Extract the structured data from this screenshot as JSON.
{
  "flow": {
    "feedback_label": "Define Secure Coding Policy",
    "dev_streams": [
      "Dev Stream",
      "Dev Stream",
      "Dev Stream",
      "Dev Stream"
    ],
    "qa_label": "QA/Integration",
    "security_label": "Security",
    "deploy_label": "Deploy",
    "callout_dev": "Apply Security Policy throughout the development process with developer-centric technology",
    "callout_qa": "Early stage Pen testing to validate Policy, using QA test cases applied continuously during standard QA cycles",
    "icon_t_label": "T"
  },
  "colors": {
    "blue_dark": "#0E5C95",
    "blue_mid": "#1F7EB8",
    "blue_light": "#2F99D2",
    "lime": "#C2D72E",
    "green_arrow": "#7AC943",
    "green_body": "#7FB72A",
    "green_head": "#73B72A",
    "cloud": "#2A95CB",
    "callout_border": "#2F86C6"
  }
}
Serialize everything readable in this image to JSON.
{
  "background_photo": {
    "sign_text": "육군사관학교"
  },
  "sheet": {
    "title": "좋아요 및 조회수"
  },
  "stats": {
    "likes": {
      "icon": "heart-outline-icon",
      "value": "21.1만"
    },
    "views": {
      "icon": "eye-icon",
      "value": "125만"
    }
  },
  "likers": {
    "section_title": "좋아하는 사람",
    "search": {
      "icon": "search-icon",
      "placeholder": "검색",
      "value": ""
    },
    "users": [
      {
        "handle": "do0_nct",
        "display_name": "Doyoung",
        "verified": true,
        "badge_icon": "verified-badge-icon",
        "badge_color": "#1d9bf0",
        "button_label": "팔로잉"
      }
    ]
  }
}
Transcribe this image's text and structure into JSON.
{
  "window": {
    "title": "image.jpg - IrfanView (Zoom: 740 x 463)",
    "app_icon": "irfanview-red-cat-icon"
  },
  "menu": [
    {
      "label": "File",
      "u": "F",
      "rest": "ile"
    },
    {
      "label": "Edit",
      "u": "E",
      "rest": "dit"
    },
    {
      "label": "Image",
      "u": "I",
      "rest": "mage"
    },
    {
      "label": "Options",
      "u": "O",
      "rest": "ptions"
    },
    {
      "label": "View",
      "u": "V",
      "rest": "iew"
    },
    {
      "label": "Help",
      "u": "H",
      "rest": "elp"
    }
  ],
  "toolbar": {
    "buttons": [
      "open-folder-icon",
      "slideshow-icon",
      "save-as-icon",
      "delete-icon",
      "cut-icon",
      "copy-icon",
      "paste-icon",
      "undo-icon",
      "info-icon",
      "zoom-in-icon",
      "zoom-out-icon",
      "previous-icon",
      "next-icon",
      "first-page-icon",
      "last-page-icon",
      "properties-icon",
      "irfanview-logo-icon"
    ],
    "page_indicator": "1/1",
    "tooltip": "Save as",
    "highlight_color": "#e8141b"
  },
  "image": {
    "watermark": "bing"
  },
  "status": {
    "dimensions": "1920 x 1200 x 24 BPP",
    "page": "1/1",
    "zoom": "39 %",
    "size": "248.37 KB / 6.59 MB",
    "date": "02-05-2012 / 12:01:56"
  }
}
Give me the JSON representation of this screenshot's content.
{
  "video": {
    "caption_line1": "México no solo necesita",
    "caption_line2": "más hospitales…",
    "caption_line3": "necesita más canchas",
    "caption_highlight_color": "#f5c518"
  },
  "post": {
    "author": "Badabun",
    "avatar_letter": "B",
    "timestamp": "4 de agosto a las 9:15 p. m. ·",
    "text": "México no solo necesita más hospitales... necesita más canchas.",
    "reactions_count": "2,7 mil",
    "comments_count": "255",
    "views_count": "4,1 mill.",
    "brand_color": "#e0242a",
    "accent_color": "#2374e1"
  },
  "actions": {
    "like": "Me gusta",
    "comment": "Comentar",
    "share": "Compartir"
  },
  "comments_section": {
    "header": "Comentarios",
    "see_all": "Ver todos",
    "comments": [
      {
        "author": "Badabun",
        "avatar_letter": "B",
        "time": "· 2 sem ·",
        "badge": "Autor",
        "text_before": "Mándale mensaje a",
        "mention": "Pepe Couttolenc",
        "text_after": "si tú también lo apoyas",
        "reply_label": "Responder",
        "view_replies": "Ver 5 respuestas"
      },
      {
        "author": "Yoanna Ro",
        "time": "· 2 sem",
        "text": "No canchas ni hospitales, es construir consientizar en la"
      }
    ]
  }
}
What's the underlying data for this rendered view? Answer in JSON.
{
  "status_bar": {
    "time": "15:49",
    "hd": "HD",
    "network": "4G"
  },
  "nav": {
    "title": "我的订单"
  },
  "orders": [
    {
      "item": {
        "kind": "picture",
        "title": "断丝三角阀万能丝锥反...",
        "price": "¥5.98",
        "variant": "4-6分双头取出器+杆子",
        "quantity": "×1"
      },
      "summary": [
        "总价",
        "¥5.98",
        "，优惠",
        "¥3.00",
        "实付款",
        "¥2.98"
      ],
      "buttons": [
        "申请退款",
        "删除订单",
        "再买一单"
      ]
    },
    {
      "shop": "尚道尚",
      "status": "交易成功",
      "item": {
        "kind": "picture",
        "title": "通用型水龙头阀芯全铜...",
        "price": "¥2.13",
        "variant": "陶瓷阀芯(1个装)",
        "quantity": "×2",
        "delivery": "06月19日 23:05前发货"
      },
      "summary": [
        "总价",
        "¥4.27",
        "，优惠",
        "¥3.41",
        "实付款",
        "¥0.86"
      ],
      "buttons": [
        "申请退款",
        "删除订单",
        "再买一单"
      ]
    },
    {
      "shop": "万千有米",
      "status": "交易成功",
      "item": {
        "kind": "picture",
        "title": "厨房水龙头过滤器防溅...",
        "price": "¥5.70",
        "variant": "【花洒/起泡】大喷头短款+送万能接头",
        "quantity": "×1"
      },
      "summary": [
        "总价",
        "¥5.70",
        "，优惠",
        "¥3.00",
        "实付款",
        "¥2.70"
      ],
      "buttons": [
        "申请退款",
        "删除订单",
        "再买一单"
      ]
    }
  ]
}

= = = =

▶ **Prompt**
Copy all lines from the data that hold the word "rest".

▶ **Output of the task**
      "rest": "ile"
      "rest": "dit"
      "rest": "mage"
      "rest": "ptions"
      "rest": "iew"
      "rest": "elp"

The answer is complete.